representative of an employee unit. The Court's analysis
focused on the union rather than the nonmembers: the question
was whether requiring a union to continue to
represent those who do not pay even a fair-share fee would be
sufficiently inequitable to establish a compelling interest,
not whether requiring nonmembers to contribute to
the unions would be inequitable.
the Court hold that Mr. Janus has an unqualified
constitutional right to accept the benefits of union
representation without paying. Its focus was instead on
freedom of expression. That is why it said only that the
state may not force a person to pay fees to a union with
which she does not wish to associate. But if those unions
were not designated as exclusive representatives (as they are
under 5 ILCS §§ 315/6 and 315/9), there would be no
obligation to act in the interests of nonmembers. The only
right the Janus II decision recognized is that of an
objector not to pay any union fees. This is not the
same as a right to a free ride. Free-riding is simply a
consequence of exclusivity; drop the duty of fair
representation, and the union would be free to cut off all
services to the non-members.
the Court did not specify whether its decision was to have
retroactive effect.

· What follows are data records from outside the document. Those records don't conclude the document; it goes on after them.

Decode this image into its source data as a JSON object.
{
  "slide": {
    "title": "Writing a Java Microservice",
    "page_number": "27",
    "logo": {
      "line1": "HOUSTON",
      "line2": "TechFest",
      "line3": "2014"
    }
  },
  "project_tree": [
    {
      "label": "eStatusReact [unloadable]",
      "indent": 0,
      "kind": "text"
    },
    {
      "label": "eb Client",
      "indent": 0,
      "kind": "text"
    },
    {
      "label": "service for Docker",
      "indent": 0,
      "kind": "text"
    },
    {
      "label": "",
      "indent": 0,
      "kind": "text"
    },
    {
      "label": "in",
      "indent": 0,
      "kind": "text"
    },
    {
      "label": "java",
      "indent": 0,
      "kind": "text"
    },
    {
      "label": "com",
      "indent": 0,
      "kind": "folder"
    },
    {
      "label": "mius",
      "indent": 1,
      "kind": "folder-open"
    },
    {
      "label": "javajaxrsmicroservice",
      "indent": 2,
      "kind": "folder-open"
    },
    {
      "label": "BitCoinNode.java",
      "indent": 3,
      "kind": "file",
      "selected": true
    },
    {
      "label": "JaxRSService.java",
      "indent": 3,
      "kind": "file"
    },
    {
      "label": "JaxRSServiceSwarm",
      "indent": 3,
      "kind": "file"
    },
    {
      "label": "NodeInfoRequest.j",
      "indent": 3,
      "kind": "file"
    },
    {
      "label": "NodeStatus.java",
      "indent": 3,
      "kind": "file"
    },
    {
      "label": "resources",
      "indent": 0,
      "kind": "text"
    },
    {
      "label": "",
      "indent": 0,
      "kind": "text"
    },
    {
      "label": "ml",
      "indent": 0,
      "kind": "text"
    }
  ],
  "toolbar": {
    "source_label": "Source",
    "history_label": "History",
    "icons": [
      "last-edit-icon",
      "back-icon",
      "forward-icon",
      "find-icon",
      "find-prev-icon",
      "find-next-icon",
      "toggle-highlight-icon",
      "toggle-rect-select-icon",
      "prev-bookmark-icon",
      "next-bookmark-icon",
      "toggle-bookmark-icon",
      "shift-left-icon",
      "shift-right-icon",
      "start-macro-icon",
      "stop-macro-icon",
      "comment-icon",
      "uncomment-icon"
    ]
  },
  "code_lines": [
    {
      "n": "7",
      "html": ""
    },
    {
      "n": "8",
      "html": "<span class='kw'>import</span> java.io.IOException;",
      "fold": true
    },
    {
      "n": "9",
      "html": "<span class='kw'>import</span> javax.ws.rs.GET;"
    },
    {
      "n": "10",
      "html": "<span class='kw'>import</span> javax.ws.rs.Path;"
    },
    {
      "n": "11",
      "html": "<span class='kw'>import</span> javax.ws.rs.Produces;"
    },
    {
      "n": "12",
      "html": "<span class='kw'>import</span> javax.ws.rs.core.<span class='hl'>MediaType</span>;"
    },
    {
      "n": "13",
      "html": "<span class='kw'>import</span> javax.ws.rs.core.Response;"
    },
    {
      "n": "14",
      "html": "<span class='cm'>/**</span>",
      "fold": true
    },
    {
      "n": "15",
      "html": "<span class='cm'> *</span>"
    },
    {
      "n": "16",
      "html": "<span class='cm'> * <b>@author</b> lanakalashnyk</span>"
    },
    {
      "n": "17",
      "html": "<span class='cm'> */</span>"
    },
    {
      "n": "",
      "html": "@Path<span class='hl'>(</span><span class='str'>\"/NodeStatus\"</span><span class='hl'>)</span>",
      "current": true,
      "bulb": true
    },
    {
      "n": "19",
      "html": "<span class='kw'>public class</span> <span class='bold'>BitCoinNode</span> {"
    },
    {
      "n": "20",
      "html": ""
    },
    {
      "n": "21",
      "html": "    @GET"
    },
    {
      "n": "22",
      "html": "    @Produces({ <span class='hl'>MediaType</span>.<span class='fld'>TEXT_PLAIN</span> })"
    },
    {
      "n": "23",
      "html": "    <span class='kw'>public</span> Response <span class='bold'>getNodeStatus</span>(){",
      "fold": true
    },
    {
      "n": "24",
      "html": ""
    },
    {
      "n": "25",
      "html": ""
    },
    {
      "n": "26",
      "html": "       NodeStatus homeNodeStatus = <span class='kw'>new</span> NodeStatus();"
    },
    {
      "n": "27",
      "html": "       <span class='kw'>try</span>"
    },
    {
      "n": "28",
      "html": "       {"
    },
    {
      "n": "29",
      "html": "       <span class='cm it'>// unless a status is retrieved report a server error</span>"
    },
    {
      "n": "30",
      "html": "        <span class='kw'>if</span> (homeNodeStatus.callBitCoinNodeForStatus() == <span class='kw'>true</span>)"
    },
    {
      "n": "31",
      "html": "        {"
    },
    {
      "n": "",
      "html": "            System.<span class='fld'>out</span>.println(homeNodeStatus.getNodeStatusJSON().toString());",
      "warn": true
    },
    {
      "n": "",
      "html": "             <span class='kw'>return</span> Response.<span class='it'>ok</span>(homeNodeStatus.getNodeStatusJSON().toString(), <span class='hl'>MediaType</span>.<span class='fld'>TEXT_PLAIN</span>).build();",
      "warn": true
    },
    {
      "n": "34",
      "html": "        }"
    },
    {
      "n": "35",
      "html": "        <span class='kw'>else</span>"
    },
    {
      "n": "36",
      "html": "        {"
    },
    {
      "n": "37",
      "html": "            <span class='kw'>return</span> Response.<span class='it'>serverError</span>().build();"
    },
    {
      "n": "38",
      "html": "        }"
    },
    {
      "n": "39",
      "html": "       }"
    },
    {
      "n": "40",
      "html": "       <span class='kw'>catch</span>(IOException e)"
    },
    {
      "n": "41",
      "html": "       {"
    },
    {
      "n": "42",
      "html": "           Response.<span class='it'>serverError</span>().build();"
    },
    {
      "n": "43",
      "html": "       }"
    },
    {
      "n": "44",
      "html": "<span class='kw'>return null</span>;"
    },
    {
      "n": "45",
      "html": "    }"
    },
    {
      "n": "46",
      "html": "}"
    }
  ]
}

The language it used, to the extent that
it points any way, suggests that it was thinking
prospectively: "Those unconstitutional exactions cannot
be allowed to continue indefinitely," 138 S.Ct. at 2486;
"States and public-sector unions may no longer extract
agency fees from nonconsenting employees/' id;
"This procedure violates the First Amendment and cannot
continue/' id. In the end, however, the Court
remanded the case to the district court for further
proceedings, in particular those related to remedy.
Id. at 2486.
District Court Proceedings
most immediate effect of the Court's Janus II
opinion was CMS's prompt cessation of its collection of
fees from Mr. Janus and all other nonmembers of the union,
and thus the end of AFSCME's receipt of those monies.
That relief was undoubtedly welcome for those such as Mr.
Janus who fundamentally disagree with the union's
mission, but matters did not stop there. Still relying on 42
U.S.C. § 1983 for his right of action, Mr. Janus
followed up on the Court's decision with a request for
damages from ...